The polar bear’s coat:
light collector and heat donator
Polar bears live in the far North of our earth, the Arctic. The coat of the polar bear is white and hence adapts perfectly to the surroundings. Colour is, however, not only an evolutionary adaptation feature. As researchers were photographing and counting the warm-blooded polar bears with infrared (ir) cameras (infrared sensitive films detect heat particularly well), they experienced a surprise. The developed films did not show a single polar bear, although the researchers had seen them with their own eyes. Ultraviolet (uv) sensitive films (uv light possesses higher energy and shorter wavelength radiation than ir light) showed after development the polar bears as black dots in the white Arctic Sea. The coat of the polar bear, which is covered with small tubular hairs, collects the high energy ultraviolet Arctic light, conducts it with the aid of different physical mechanisms through the tube-shaped hairs to the body surface and converts it there into heat. Little of this heat is lost to the outside. For this reason, it was not possible for the camera people to sight the polar bears to start with by thermal radiation. Experiments, in which the author was also involved, confirm this biological mechanism of efficient protection against heat loss.

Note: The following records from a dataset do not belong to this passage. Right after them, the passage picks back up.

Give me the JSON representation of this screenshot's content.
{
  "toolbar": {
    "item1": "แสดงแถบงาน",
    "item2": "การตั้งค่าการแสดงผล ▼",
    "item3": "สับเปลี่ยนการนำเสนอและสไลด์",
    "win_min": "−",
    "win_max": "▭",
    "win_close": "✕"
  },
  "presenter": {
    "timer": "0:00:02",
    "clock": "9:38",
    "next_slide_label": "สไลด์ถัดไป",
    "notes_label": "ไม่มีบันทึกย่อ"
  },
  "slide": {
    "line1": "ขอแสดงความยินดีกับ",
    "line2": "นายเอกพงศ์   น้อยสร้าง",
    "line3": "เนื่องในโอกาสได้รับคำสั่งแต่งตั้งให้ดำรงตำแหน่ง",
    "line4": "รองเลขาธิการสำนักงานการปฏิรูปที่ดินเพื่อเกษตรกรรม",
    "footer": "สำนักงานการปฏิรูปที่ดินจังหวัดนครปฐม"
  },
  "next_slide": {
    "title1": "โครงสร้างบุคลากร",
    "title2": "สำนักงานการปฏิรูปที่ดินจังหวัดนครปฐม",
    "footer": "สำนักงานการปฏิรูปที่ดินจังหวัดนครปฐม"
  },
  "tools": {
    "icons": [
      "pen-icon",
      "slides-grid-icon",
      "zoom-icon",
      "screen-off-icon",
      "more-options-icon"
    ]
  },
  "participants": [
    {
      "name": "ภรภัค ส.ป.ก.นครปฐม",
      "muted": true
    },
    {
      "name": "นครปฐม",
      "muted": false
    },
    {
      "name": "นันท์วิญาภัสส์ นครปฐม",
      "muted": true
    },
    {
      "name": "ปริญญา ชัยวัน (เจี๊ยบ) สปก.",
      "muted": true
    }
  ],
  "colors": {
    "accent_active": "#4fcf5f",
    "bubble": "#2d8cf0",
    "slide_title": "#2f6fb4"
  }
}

A similar principle for the conversion of light into heat is known in the architectural world as Transparent Thermal Insulation (twd). Building assembly parts which use this principle consist of a thermally absorbing, black absorption layer with a transparent capillary panel (capillaries are small tubes like those of the polar bear hairs) and an external, translucent weather-proof protective layer. Compared to an opaque, in other words non-transparent, insulation layer of the same thickness on the same masonry, Transparent Thermal Insulation can conduct considerably more heat to the inside of the house through the stonework. It is therefore a very effective, energy-saving application from the field of building bionics, which has been used successfully for many years especially in one-family and multiple family dwellings.